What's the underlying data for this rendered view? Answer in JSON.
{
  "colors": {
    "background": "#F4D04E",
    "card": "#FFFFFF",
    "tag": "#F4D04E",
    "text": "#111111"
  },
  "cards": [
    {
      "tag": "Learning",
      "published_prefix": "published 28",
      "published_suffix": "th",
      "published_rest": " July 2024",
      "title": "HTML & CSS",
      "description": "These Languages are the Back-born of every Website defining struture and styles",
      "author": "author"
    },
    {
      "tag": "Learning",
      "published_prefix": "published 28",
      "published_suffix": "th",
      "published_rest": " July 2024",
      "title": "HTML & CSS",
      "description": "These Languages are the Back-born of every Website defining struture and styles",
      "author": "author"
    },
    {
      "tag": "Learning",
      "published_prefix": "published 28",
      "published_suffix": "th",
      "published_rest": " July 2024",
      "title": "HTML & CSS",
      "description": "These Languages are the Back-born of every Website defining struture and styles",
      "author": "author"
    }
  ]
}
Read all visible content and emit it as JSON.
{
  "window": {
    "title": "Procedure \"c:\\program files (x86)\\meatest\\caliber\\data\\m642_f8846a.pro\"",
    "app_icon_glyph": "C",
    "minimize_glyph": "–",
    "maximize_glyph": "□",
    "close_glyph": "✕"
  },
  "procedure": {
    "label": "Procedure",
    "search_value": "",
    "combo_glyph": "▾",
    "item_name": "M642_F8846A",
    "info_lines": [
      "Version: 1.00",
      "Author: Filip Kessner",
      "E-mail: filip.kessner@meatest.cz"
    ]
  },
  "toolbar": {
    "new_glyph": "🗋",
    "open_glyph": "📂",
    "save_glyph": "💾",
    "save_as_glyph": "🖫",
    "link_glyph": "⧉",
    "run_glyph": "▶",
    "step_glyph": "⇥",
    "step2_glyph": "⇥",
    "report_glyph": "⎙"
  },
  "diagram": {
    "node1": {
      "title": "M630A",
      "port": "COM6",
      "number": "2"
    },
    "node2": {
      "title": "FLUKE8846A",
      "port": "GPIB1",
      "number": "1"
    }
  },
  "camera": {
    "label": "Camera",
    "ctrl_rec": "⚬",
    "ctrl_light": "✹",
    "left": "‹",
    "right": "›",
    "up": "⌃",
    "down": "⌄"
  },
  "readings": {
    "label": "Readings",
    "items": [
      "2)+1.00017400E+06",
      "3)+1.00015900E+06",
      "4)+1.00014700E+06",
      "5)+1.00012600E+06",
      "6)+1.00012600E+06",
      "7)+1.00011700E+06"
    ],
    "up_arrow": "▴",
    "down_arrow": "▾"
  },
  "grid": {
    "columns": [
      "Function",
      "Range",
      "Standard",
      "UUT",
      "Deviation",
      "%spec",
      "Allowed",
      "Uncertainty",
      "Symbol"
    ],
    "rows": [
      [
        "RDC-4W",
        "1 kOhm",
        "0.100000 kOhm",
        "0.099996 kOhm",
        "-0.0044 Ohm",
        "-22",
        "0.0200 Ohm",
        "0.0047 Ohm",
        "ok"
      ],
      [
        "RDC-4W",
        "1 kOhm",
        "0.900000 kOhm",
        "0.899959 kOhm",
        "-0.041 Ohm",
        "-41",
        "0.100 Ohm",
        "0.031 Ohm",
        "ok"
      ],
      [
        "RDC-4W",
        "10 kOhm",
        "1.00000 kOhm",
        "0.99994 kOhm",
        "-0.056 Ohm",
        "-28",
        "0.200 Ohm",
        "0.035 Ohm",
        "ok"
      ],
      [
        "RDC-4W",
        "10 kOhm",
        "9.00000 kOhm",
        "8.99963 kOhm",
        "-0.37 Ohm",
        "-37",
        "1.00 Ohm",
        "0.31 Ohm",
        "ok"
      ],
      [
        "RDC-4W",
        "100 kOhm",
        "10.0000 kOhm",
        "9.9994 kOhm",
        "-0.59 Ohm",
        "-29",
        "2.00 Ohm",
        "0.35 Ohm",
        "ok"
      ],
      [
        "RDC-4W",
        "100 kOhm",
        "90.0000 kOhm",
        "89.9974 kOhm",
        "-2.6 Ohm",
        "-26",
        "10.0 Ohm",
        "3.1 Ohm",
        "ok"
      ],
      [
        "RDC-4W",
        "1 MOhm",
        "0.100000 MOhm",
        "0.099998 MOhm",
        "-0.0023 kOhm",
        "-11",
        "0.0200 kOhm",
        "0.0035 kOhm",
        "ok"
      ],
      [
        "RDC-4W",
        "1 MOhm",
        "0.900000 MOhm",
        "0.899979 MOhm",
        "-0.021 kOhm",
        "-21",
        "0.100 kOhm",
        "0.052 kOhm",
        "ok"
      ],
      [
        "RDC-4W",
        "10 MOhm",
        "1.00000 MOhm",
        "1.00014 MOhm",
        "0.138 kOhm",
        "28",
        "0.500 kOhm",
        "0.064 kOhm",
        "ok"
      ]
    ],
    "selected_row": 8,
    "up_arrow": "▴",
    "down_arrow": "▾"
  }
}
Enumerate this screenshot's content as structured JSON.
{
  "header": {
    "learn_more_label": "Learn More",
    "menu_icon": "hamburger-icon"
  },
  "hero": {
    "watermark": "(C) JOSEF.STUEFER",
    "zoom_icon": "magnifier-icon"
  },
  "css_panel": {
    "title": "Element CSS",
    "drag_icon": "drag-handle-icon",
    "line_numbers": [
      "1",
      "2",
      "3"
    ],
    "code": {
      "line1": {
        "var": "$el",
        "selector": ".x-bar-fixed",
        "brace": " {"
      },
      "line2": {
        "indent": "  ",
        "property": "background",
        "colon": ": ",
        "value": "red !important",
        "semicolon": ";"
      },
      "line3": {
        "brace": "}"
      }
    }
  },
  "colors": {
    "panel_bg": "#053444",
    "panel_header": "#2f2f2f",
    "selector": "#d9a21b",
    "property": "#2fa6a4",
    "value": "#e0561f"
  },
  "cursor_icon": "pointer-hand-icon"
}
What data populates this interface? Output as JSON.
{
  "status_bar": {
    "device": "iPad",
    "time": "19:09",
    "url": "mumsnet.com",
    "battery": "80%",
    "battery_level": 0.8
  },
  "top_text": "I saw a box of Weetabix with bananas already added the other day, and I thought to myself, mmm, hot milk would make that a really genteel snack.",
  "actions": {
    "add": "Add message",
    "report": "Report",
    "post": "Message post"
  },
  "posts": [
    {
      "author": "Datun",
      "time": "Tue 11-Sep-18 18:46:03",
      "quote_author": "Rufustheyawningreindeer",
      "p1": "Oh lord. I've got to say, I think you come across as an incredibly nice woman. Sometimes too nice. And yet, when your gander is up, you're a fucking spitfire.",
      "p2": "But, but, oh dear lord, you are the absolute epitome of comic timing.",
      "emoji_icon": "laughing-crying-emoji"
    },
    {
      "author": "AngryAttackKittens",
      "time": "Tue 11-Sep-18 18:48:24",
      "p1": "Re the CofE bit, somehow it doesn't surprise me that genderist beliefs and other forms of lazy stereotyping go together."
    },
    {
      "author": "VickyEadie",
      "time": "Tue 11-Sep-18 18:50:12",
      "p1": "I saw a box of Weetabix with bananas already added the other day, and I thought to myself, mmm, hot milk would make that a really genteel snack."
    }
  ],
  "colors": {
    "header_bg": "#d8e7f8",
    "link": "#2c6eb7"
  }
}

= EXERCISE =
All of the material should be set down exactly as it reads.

= WRITTEN RESPONSE =
What's the underlying data for this rendered view? Answer in JSON.
{
  "colors": {
    "background": "#F4D04E",
    "card": "#FFFFFF",
    "tag": "#F4D04E",
    "text": "#111111"
  },
  "cards": [
    {
      "tag": "Learning",
      "published_prefix": "published 28",
      "published_suffix": "th",
      "published_rest": " July 2024",
      "title": "HTML & CSS",
      "description": "These Languages are the Back-born of every Website defining struture and styles",
      "author": "author"
    },
    {
      "tag": "Learning",
      "published_prefix": "published 28",
      "published_suffix": "th",
      "published_rest": " July 2024",
      "title": "HTML & CSS",
      "description": "These Languages are the Back-born of every Website defining struture and styles",
      "author": "author"
    },
    {
      "tag": "Learning",
      "published_prefix": "published 28",
      "published_suffix": "th",
      "published_rest": " July 2024",
      "title": "HTML & CSS",
      "description": "These Languages are the Back-born of every Website defining struture and styles",
      "author": "author"
    }
  ]
}
Read all visible content and emit it as JSON.
{
  "window": {
    "title": "Procedure \"c:\\program files (x86)\\meatest\\caliber\\data\\m642_f8846a.pro\"",
    "app_icon_glyph": "C",
    "minimize_glyph": "–",
    "maximize_glyph": "□",
    "close_glyph": "✕"
  },
  "procedure": {
    "label": "Procedure",
    "search_value": "",
    "combo_glyph": "▾",
    "item_name": "M642_F8846A",
    "info_lines": [
      "Version: 1.00",
      "Author: Filip Kessner",
      "E-mail: filip.kessner@meatest.cz"
    ]
  },
  "toolbar": {
    "new_glyph": "🗋",
    "open_glyph": "📂",
    "save_glyph": "💾",
    "save_as_glyph": "🖫",
    "link_glyph": "⧉",
    "run_glyph": "▶",
    "step_glyph": "⇥",
    "step2_glyph": "⇥",
    "report_glyph": "⎙"
  },
  "diagram": {
    "node1": {
      "title": "M630A",
      "port": "COM6",
      "number": "2"
    },
    "node2": {
      "title": "FLUKE8846A",
      "port": "GPIB1",
      "number": "1"
    }
  },
  "camera": {
    "label": "Camera",
    "ctrl_rec": "⚬",
    "ctrl_light": "✹",
    "left": "‹",
    "right": "›",
    "up": "⌃",
    "down": "⌄"
  },
  "readings": {
    "label": "Readings",
    "items": [
      "2)+1.00017400E+06",
      "3)+1.00015900E+06",
      "4)+1.00014700E+06",
      "5)+1.00012600E+06",
      "6)+1.00012600E+06",
      "7)+1.00011700E+06"
    ],
    "up_arrow": "▴",
    "down_arrow": "▾"
  },
  "grid": {
    "columns": [
      "Function",
      "Range",
      "Standard",
      "UUT",
      "Deviation",
      "%spec",
      "Allowed",
      "Uncertainty",
      "Symbol"
    ],
    "rows": [
      [
        "RDC-4W",
        "1 kOhm",
        "0.100000 kOhm",
        "0.099996 kOhm",
        "-0.0044 Ohm",
        "-22",
        "0.0200 Ohm",
        "0.0047 Ohm",
        "ok"
      ],
      [
        "RDC-4W",
        "1 kOhm",
        "0.900000 kOhm",
        "0.899959 kOhm",
        "-0.041 Ohm",
        "-41",
        "0.100 Ohm",
        "0.031 Ohm",
        "ok"
      ],
      [
        "RDC-4W",
        "10 kOhm",
        "1.00000 kOhm",
        "0.99994 kOhm",
        "-0.056 Ohm",
        "-28",
        "0.200 Ohm",
        "0.035 Ohm",
        "ok"
      ],
      [
        "RDC-4W",
        "10 kOhm",
        "9.00000 kOhm",
        "8.99963 kOhm",
        "-0.37 Ohm",
        "-37",
        "1.00 Ohm",
        "0.31 Ohm",
        "ok"
      ],
      [
        "RDC-4W",
        "100 kOhm",
        "10.0000 kOhm",
        "9.9994 kOhm",
        "-0.59 Ohm",
        "-29",
        "2.00 Ohm",
        "0.35 Ohm",
        "ok"
      ],
      [
        "RDC-4W",
        "100 kOhm",
        "90.0000 kOhm",
        "89.9974 kOhm",
        "-2.6 Ohm",
        "-26",
        "10.0 Ohm",
        "3.1 Ohm",
        "ok"
      ],
      [
        "RDC-4W",
        "1 MOhm",
        "0.100000 MOhm",
        "0.099998 MOhm",
        "-0.0023 kOhm",
        "-11",
        "0.0200 kOhm",
        "0.0035 kOhm",
        "ok"
      ],
      [
        "RDC-4W",
        "1 MOhm",
        "0.900000 MOhm",
        "0.899979 MOhm",
        "-0.021 kOhm",
        "-21",
        "0.100 kOhm",
        "0.052 kOhm",
        "ok"
      ],
      [
        "RDC-4W",
        "10 MOhm",
        "1.00000 MOhm",
        "1.00014 MOhm",
        "0.138 kOhm",
        "28",
        "0.500 kOhm",
        "0.064 kOhm",
        "ok"
      ]
    ],
    "selected_row": 8,
    "up_arrow": "▴",
    "down_arrow": "▾"
  }
}
Enumerate this screenshot's content as structured JSON.
{
  "header": {
    "learn_more_label": "Learn More",
    "menu_icon": "hamburger-icon"
  },
  "hero": {
    "watermark": "(C) JOSEF.STUEFER",
    "zoom_icon": "magnifier-icon"
  },
  "css_panel": {
    "title": "Element CSS",
    "drag_icon": "drag-handle-icon",
    "line_numbers": [
      "1",
      "2",
      "3"
    ],
    "code": {
      "line1": {
        "var": "$el",
        "selector": ".x-bar-fixed",
        "brace": " {"
      },
      "line2": {
        "indent": "  ",
        "property": "background",
        "colon": ": ",
        "value": "red !important",
        "semicolon": ";"
      },
      "line3": {
        "brace": "}"
      }
    }
  },
  "colors": {
    "panel_bg": "#053444",
    "panel_header": "#2f2f2f",
    "selector": "#d9a21b",
    "property": "#2fa6a4",
    "value": "#e0561f"
  },
  "cursor_icon": "pointer-hand-icon"
}
What data populates this interface? Output as JSON.
{
  "status_bar": {
    "device": "iPad",
    "time": "19:09",
    "url": "mumsnet.com",
    "battery": "80%",
    "battery_level": 0.8
  },
  "top_text": "I saw a box of Weetabix with bananas already added the other day, and I thought to myself, mmm, hot milk would make that a really genteel snack.",
  "actions": {
    "add": "Add message",
    "report": "Report",
    "post": "Message post"
  },
  "posts": [
    {
      "author": "Datun",
      "time": "Tue 11-Sep-18 18:46:03",
      "quote_author": "Rufustheyawningreindeer",
      "p1": "Oh lord. I've got to say, I think you come across as an incredibly nice woman. Sometimes too nice. And yet, when your gander is up, you're a fucking spitfire.",
      "p2": "But, but, oh dear lord, you are the absolute epitome of comic timing.",
      "emoji_icon": "laughing-crying-emoji"
    },
    {
      "author": "AngryAttackKittens",
      "time": "Tue 11-Sep-18 18:48:24",
      "p1": "Re the CofE bit, somehow it doesn't surprise me that genderist beliefs and other forms of lazy stereotyping go together."
    },
    {
      "author": "VickyEadie",
      "time": "Tue 11-Sep-18 18:50:12",
      "p1": "I saw a box of Weetabix with bananas already added the other day, and I thought to myself, mmm, hot milk would make that a really genteel snack."
    }
  ],
  "colors": {
    "header_bg": "#d8e7f8",
    "link": "#2c6eb7"
  }
}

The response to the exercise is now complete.